Schlumberger Ltd Chief Executive Paal Kibsgaard said a "significant" recovery in oilfield activity was not expected until 2017, and he indicated that the company might struggle to meet analysts' estimates for its current-quarter profit.
Shares of the world's largest oilfield services provider, which reported a better-than-expected profit on Thursday, rose as much as 8 percent.
"If we focus on (earnings per share), I would say that the current Q1 EPS consensus is probably a best-case scenario from what we can see today," Kibsgaard said on a post-earnings call on Friday.
Analysts on average are expecting Schlumberger to post a profit of 55 cents in the first quarter ending March, according to Thomson Reuters I/B/E/S.
Demand for services provided by Schlumberger and its rivals is waning as oil companies tighten their belts in response to a 73 percent slide in global crude prices since June 2014.
It would be "tough" to keep profit margins at current levels, Chief Financial Officer Simon Ayat said.
The company, which also unveiled a $10 billion share buyback program on Thursday, expects investment in exploration and production to fall for the second straight year in 2016.
Although North American oil companies have scaled back spending, their output remains high as they steer drilling rigs to the most prolific shale spots and frack wells more intensely.
Production in North America and outside of OPEC is resilient because oil companies, looking to maximize cash flow, are keeping "taps wide open," Kibsgaard said.
"We still expect positive movement in oil prices during 2016 with specific timing being a function of the shape of the non-OPEC decline rates," he said.
Like its customers, Schlumberger has been cutting costs.
The company said on Thursday it had laid off 10,000 employees in the fourth quarter, taking its total job cuts to 34,000, or 26 percent of its workforce, since November 2014.

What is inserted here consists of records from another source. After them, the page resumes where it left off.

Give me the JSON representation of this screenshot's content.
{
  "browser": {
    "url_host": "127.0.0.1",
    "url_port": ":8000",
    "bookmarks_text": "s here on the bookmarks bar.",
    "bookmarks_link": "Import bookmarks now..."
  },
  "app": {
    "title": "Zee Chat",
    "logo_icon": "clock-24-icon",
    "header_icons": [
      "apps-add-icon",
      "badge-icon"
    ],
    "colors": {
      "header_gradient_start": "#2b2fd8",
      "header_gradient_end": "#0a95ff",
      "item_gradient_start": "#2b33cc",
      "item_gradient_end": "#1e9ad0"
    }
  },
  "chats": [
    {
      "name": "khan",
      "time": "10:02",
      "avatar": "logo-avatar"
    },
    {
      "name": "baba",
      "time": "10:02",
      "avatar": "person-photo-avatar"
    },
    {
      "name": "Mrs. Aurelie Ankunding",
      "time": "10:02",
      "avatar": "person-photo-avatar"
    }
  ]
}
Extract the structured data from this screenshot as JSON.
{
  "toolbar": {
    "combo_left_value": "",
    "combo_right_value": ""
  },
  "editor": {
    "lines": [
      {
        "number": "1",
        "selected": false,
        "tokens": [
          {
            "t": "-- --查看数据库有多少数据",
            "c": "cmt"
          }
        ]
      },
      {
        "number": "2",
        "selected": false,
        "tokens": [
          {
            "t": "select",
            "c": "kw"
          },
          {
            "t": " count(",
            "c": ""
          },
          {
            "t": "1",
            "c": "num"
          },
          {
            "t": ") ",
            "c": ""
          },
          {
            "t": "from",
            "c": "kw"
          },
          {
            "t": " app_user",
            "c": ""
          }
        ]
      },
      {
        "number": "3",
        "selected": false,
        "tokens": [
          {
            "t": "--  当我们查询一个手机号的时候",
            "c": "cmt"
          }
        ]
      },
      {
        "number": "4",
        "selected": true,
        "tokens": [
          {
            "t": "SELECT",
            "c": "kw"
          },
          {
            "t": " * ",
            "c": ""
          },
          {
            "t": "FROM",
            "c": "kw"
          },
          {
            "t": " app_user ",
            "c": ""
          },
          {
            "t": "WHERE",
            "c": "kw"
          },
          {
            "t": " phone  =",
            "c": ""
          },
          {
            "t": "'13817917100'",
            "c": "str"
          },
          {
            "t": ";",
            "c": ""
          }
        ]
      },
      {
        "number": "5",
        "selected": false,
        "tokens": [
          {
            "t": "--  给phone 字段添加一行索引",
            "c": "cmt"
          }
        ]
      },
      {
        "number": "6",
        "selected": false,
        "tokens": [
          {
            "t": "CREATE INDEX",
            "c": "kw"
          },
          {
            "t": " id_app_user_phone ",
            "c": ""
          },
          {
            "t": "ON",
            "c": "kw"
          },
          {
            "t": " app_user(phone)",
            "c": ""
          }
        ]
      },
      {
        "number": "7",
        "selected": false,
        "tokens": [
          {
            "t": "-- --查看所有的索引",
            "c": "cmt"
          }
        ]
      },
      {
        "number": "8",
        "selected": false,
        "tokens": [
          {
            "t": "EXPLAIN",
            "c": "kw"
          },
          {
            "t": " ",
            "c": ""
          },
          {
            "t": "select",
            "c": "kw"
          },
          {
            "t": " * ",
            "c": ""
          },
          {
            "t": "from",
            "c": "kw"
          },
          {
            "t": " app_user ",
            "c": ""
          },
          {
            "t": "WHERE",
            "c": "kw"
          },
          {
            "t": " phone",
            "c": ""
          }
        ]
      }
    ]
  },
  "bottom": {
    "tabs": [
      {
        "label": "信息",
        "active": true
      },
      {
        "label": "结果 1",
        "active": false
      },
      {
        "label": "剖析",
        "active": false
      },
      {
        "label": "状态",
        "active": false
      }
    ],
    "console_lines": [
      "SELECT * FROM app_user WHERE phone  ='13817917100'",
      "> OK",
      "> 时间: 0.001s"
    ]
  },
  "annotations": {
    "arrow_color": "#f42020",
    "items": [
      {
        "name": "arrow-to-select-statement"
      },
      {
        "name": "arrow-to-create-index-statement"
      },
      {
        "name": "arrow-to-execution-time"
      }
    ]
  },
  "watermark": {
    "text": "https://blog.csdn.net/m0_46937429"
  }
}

Kibsgaard, however, said he was "optimistic" the company would not have to cut more jobs in the current oil downturn.
Schlumberger shares were up 3 percent at $63.39 in noon trading, after touching a high of $66.25 earlier.
Up to Thursday's close, the stock had lost a quarter of its value in the past 12 months. (Reporting by Swetha Gopinath in Bengaluru; additional reporting by Narottam Medhora; Editing by Saumyadeb Chakrabarty and Kirti Pandey)